In general, working at the school is just very draining. The classes are large, and the kids that I see are mostly apathetic, due to the fact that they have been failing in school up to this point. The classroom environment is noisy, and some kids actually refuse to come into the classroom (I’m talking, run away from me), therefore they end up in the halls wreaking havoc all period. The word chaotic definitely pops into mind. Most of the kids I see are the ones who have “slipped through the cracks” but with two hundred of them, it seems more like a canyon than a crack! Still, I have found that when I am able to work one-on-one with even the worst-behaved child, they show signs of caring, which is a lot to ask from a kid who still doesn’t understand the main tool of communication that is used in all of their classes, reading.

Steve and I recently completed a three-day In-Service Training for the Peace Corps, and while we were there our training officer said something which I think reflected quite accurately the frustrations of our service here in the Eastern Caribbean. She said that in many ways we are serving in one of the very hardest Peace Corps posts. The reason for this being that most other posts seem so different than the United States (including a different language), that Peace Corps volunteers quickly realize that the problem-solving strategies they used at home will be probably not be successful in this new context, and also, because of the language barrier, they set their expectations pretty low as to what they think they can achieve the first year. Here, because at times it doesn’t feel that different than America and everyone speaks English, volunteers try to go about work with the same attitude and efficiency they would back home, and don’t cut ourselves any extra slack. When a project is not totally successful, or a kid still doesn’t get it, we blame it on ourselves rather than considering cultural differences. This is probably one of the biggest reasons why Eastern Caribbean has apparently, at least for a time, had the highest drop-out rate of any PC country. The fact that we’ve only lost one volunteer out of our group is “unprecedented” (A volunteer resigned in St. Kitts — St. Vincent is still intact).

The problem is, St. Vincent is a different country and a different culture. Just because many Vincentians watch American TV doesn’t mean that we can blow in here and think that Vincentians will run meetings, or classrooms, or NGOs like an American would. Steve and I are realizing more and more that we do have an “American” way of doing things. We like projects organized, planned well in advance, with meetings that do not last more than an hour and a half. We place a high value on creativity, efficiency, and self-motivation. We hate “wasted” time. We need our personal space. We crave variety. So many other things which we’ve always just taken as the “normal” or “right” way of thinking, but are now beginning to see are just one way of thinking. This is a growing process, and I believe that sometimes we are blinded to our own progress because of the similarities, and comforts, of life here in SVG. We often times wonder what we are getting out of it. But I also know that lessons learned are generally only exposed in hindsight, so we’ll keep doing what we’re doing, and hope that we make ourselves, and our community, a little better from it.
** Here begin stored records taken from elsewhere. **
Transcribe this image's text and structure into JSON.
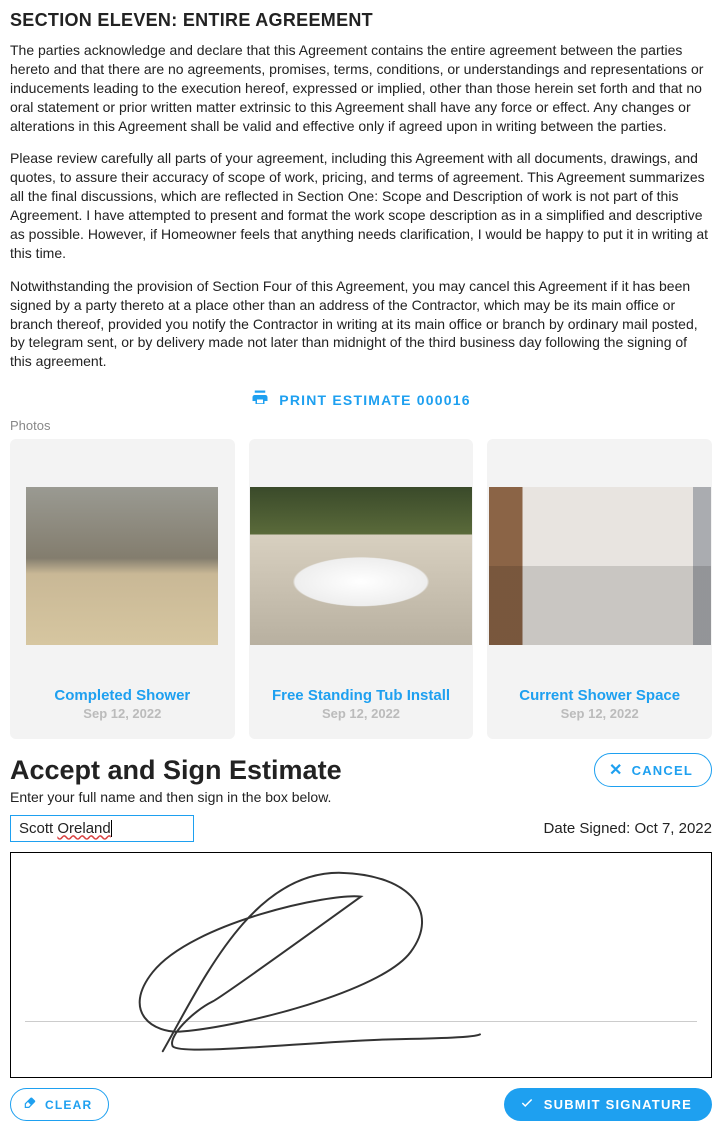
{
  "section": {
    "title": "SECTION ELEVEN:  ENTIRE AGREEMENT",
    "para1": "The parties acknowledge and declare that this Agreement contains the entire agreement between the parties hereto and that there are no agreements, promises, terms, conditions, or understandings and representations or inducements leading to the execution hereof, expressed or implied, other than those herein set forth and that no oral statement or prior written matter extrinsic to this Agreement shall have any force or effect.  Any changes or alterations in this Agreement shall be valid and effective only if agreed upon in writing between the parties.",
    "para2": "Please review carefully all parts of your agreement, including this Agreement with all documents, drawings, and quotes, to assure their accuracy of scope of work, pricing, and terms of agreement.  This Agreement summarizes all the final discussions, which are reflected in Section One: Scope and Description of work is not part of this Agreement.  I have attempted to present and format the work scope description as in a simplified and descriptive as possible. However, if Homeowner feels that anything needs clarification, I would be happy to put it in writing at this time.",
    "para3": "Notwithstanding the provision of Section Four of this Agreement, you may cancel this Agreement if it has been signed by a party thereto at a place other than an address of the Contractor, which may be its main office or branch thereof, provided you notify the Contractor in writing at its main office or branch by ordinary mail posted, by telegram sent, or by delivery made not later than midnight of the third business day following the signing of this agreement."
  },
  "print": {
    "label": "PRINT ESTIMATE 000016"
  },
  "photos": {
    "label": "Photos",
    "items": [
      {
        "title": "Completed Shower",
        "date": "Sep 12, 2022"
      },
      {
        "title": "Free Standing Tub Install",
        "date": "Sep 12, 2022"
      },
      {
        "title": "Current Shower Space",
        "date": "Sep 12, 2022"
      }
    ]
  },
  "accept": {
    "title": "Accept and Sign Estimate",
    "cancel_label": "CANCEL",
    "instruction": "Enter your full name and then sign in the box below.",
    "first_name": "Scott ",
    "last_name": "Oreland",
    "date_prefix": "Date Signed: ",
    "date_value": "Oct 7, 2022",
    "clear_label": "CLEAR",
    "submit_label": "SUBMIT SIGNATURE"
  }
}
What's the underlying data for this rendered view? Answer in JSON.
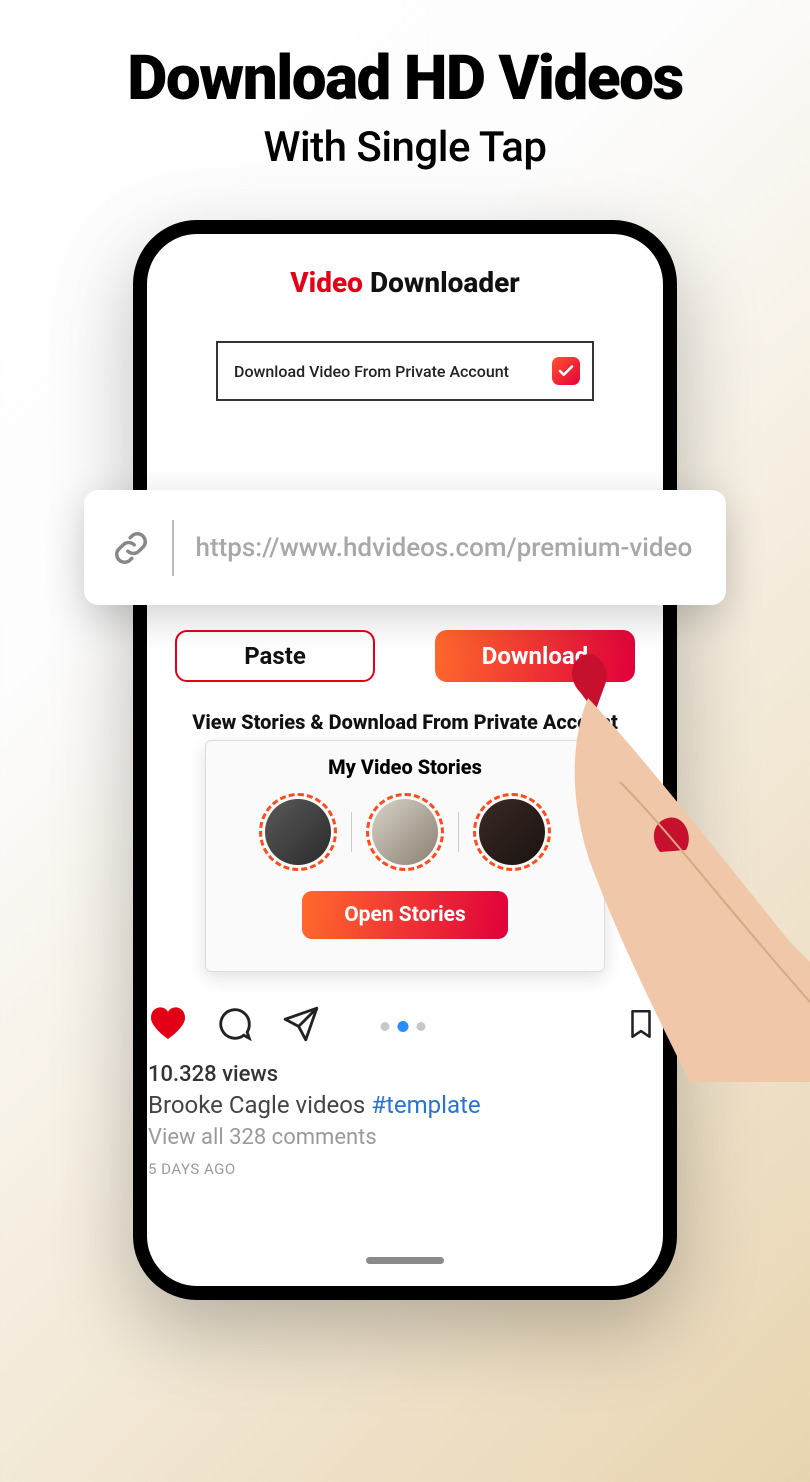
{
  "promo": {
    "title": "Download HD Videos",
    "subtitle": "With Single Tap"
  },
  "app": {
    "title_part1": "Video",
    "title_part2": " Downloader",
    "private_label": "Download Video From Private Account"
  },
  "url_input": {
    "placeholder": "https://www.hdvideos.com/premium-video"
  },
  "buttons": {
    "paste": "Paste",
    "download": "Download",
    "open_stories": "Open Stories"
  },
  "stories": {
    "section_label": "View Stories & Download From Private Account",
    "card_title": "My Video Stories"
  },
  "feed": {
    "views": "10.328 views",
    "author": "Brooke Cagle videos ",
    "tag": "#template",
    "comments": "View all 328 comments",
    "timestamp": "5 DAYS AGO"
  }
}
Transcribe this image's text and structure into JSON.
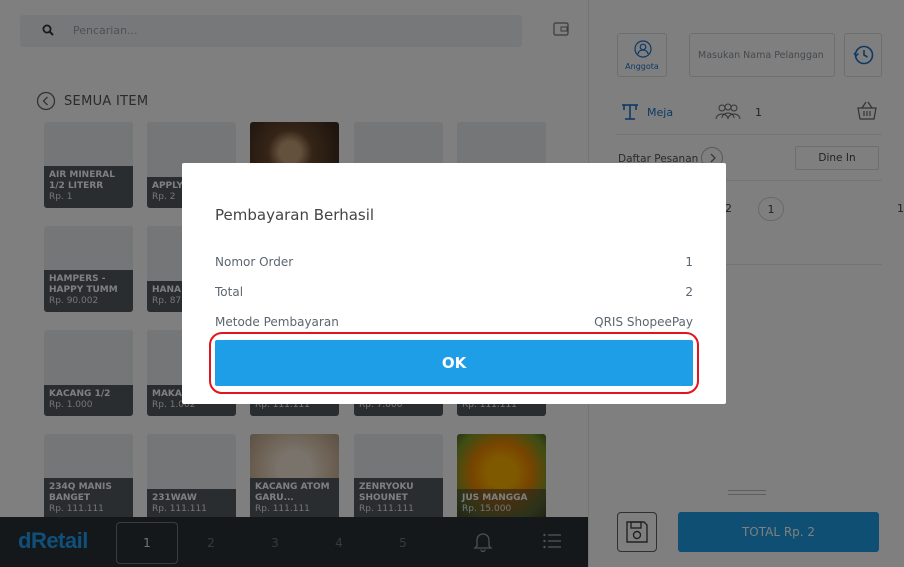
{
  "search": {
    "placeholder": "Pencarian..."
  },
  "category": {
    "back_label": "SEMUA ITEM"
  },
  "items": [
    {
      "name": "AIR MINERAL 1/2 LITERR",
      "price": "Rp. 1"
    },
    {
      "name": "APPLY 1234",
      "price": "Rp. 2"
    },
    {
      "name": "",
      "price": ""
    },
    {
      "name": "",
      "price": ""
    },
    {
      "name": "",
      "price": ""
    },
    {
      "name": "HAMPERS - HAPPY TUMM",
      "price": "Rp. 90.002"
    },
    {
      "name": "HANA TIMES",
      "price": "Rp. 87"
    },
    {
      "name": "KACANG 1/2",
      "price": "Rp. 1.000"
    },
    {
      "name": "MAKA 1/2 R",
      "price": "Rp. 1.002"
    },
    {
      "name": "",
      "price": "Rp. 111.111"
    },
    {
      "name": "",
      "price": "Rp. 7.000"
    },
    {
      "name": "",
      "price": "Rp. 111.111"
    },
    {
      "name": "234Q MANIS BANGET",
      "price": "Rp. 111.111"
    },
    {
      "name": "231WAW",
      "price": "Rp. 111.111"
    },
    {
      "name": "KACANG ATOM GARU...",
      "price": "Rp. 111.111"
    },
    {
      "name": "ZENRYOKU SHOUNET",
      "price": "Rp. 111.111"
    },
    {
      "name": "JUS MANGGA",
      "price": "Rp. 15.000"
    }
  ],
  "bottom_bar": {
    "logo": "dRetail",
    "pages": [
      "1",
      "2",
      "3",
      "4",
      "5"
    ],
    "active_page": "1"
  },
  "right_panel": {
    "member_label": "Anggota",
    "name_placeholder": "Masukan Nama Pelanggan",
    "table_label": "Meja",
    "people_count": "1",
    "order_list_label": "Daftar Pesanan",
    "dine_in_label": "Dine In",
    "item_qty_text": "2",
    "item_qty_box": "1",
    "item_price": "1",
    "total_label": "TOTAL Rp. 2"
  },
  "dialog": {
    "title": "Pembayaran Berhasil",
    "rows": [
      {
        "label": "Nomor Order",
        "value": "1"
      },
      {
        "label": "Total",
        "value": "2"
      },
      {
        "label": "Metode Pembayaran",
        "value": "QRIS ShopeePay"
      }
    ],
    "ok_label": "OK"
  },
  "colors": {
    "primary": "#1e9ee6",
    "highlight_ring": "#e0151e",
    "bottom_bar": "#2b3137",
    "tile_caption": "#555b61"
  },
  "icons": [
    "search-icon",
    "cash-drawer-icon",
    "back-circle-icon",
    "bell-icon",
    "menu-list-icon",
    "member-icon",
    "history-icon",
    "table-icon",
    "people-icon",
    "basket-icon",
    "chevron-right-icon",
    "save-icon"
  ]
}
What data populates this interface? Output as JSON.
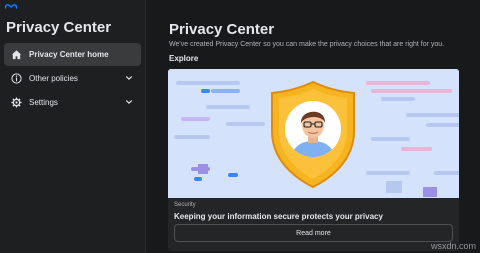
{
  "sidebar": {
    "logo_icon": "meta-logo-icon",
    "title": "Privacy Center",
    "items": [
      {
        "label": "Privacy Center home",
        "icon": "home-icon",
        "active": true
      },
      {
        "label": "Other policies",
        "icon": "info-icon",
        "expandable": true
      },
      {
        "label": "Settings",
        "icon": "gear-icon",
        "expandable": true
      }
    ]
  },
  "main": {
    "title": "Privacy Center",
    "subtitle": "We've created Privacy Center so you can make the privacy choices that are right for you.",
    "section_heading": "Explore",
    "card": {
      "category": "Security",
      "headline": "Keeping your information secure protects your privacy",
      "button_label": "Read more",
      "illustration": "shield-avatar-illustration"
    }
  },
  "watermark": "wsxdn.com",
  "colors": {
    "background": "#18191a",
    "sidebar": "#1e1f21",
    "active_item": "#3a3b3c",
    "illustration_bg": "#d4e2fb",
    "shield_gold": "#f6b51e",
    "text_primary": "#e4e6eb",
    "text_secondary": "#b0b3b8"
  }
}
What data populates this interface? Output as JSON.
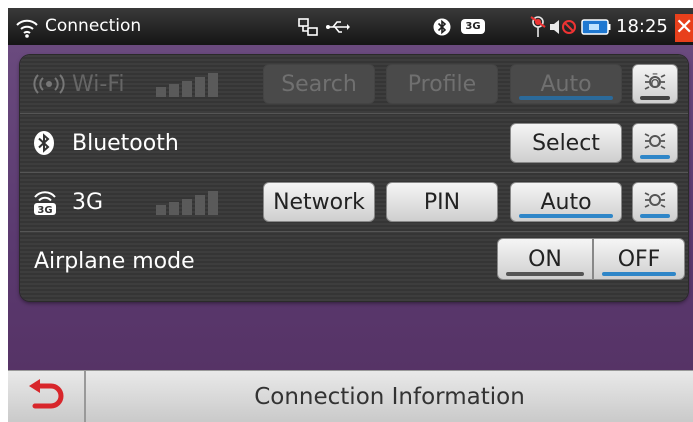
{
  "status": {
    "title": "Connection",
    "time": "18:25",
    "icons": [
      "wifi-signal-icon",
      "network-icon",
      "usb-icon",
      "bluetooth-icon",
      "3g-icon",
      "alarm-off-icon",
      "mute-icon",
      "battery-icon",
      "close-icon"
    ],
    "badge_3g": "3G"
  },
  "rows": {
    "wifi": {
      "label": "Wi-Fi",
      "search": "Search",
      "profile": "Profile",
      "auto": "Auto"
    },
    "bluetooth": {
      "label": "Bluetooth",
      "select": "Select"
    },
    "g3": {
      "label": "3G",
      "badge": "3G",
      "network": "Network",
      "pin": "PIN",
      "auto": "Auto"
    },
    "airplane": {
      "label": "Airplane mode",
      "on": "ON",
      "off": "OFF"
    }
  },
  "bottom": {
    "title": "Connection Information"
  },
  "colors": {
    "accent": "#2f86c8",
    "background": "#5b3c6e",
    "close": "#e8401c"
  }
}
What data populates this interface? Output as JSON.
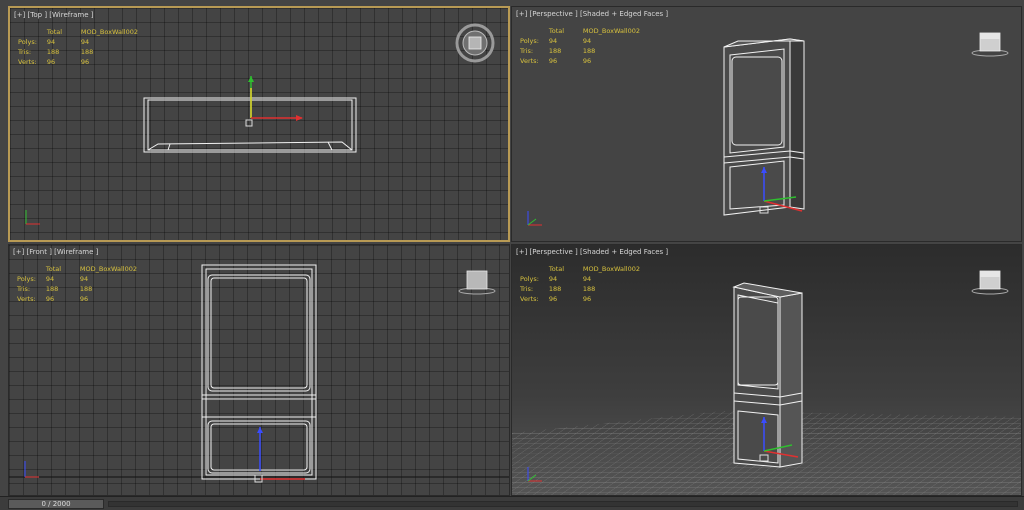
{
  "viewports": [
    {
      "label": "[+] [Top ] [Wireframe ]",
      "stats": {
        "header": [
          "",
          "Total",
          "MOD_BoxWall002"
        ],
        "rows": [
          [
            "Polys:",
            "94",
            "94"
          ],
          [
            "Tris:",
            "188",
            "188"
          ],
          [
            "Verts:",
            "96",
            "96"
          ]
        ]
      }
    },
    {
      "label": "[+] [Perspective ] [Shaded + Edged Faces ]",
      "stats": {
        "header": [
          "",
          "Total",
          "MOD_BoxWall002"
        ],
        "rows": [
          [
            "Polys:",
            "94",
            "94"
          ],
          [
            "Tris:",
            "188",
            "188"
          ],
          [
            "Verts:",
            "96",
            "96"
          ]
        ]
      }
    },
    {
      "label": "[+] [Front ] [Wireframe ]",
      "stats": {
        "header": [
          "",
          "Total",
          "MOD_BoxWall002"
        ],
        "rows": [
          [
            "Polys:",
            "94",
            "94"
          ],
          [
            "Tris:",
            "188",
            "188"
          ],
          [
            "Verts:",
            "96",
            "96"
          ]
        ]
      }
    },
    {
      "label": "[+] [Perspective ] [Shaded + Edged Faces ]",
      "stats": {
        "header": [
          "",
          "Total",
          "MOD_BoxWall002"
        ],
        "rows": [
          [
            "Polys:",
            "94",
            "94"
          ],
          [
            "Tris:",
            "188",
            "188"
          ],
          [
            "Verts:",
            "96",
            "96"
          ]
        ]
      }
    }
  ],
  "timeline": {
    "frame_readout": "0 / 2000"
  },
  "colors": {
    "axis_x": "#e03030",
    "axis_y": "#2fbf2f",
    "axis_z": "#3a4cff",
    "gizmo_y": "#e8d22c",
    "active_border": "#b89a54",
    "stats_text": "#d8c23e"
  }
}
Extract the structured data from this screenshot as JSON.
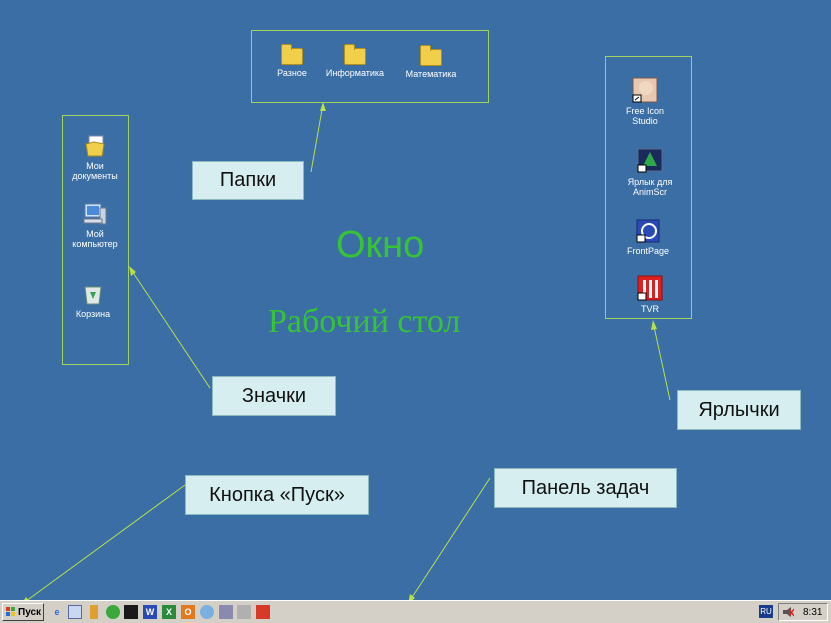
{
  "desktop": {
    "title": "Окно",
    "subtitle": "Рабочий стол",
    "background": "#3a6ea5"
  },
  "folders": [
    {
      "label": "Разное",
      "icon": "folder-icon"
    },
    {
      "label": "Информатика",
      "icon": "folder-icon"
    },
    {
      "label": "Математика",
      "icon": "folder-icon"
    }
  ],
  "system_icons": [
    {
      "label": "Мои документы",
      "icon": "my-documents-icon"
    },
    {
      "label": "Мой компьютер",
      "icon": "my-computer-icon"
    },
    {
      "label": "Корзина",
      "icon": "recycle-bin-icon"
    }
  ],
  "shortcuts": [
    {
      "label": "Free Icon Studio",
      "icon": "free-icon-studio-icon"
    },
    {
      "label": "Ярлык для AnimScr",
      "icon": "animscr-icon"
    },
    {
      "label": "FrontPage",
      "icon": "frontpage-icon"
    },
    {
      "label": "TVR",
      "icon": "tvr-icon"
    }
  ],
  "callouts": {
    "folders": "Папки",
    "icons": "Значки",
    "shortcuts": "Ярлычки",
    "start_button": "Кнопка «Пуск»",
    "taskbar": "Панель задач"
  },
  "taskbar": {
    "start_label": "Пуск",
    "language": "RU",
    "clock": "8:31",
    "quick_launch": [
      "ie-icon",
      "book-icon",
      "tool-icon",
      "network-icon",
      "dark-app-icon",
      "word-icon",
      "excel-icon",
      "office-icon",
      "powerpoint-icon",
      "paint-icon",
      "calc-icon",
      "lock-icon",
      "ppt-icon"
    ]
  },
  "colors": {
    "frame": "#9fd35c",
    "callout_bg": "#d6eef0",
    "title_text": "#36c436"
  }
}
I suspect that by the time they are finished being Peace Corps Volunteers they will understand things about "home" (i.e., the US) that they never thought about before coming to SVG. Being an American living in SVG, not a tourist but living here, is a worthwhile learning experience.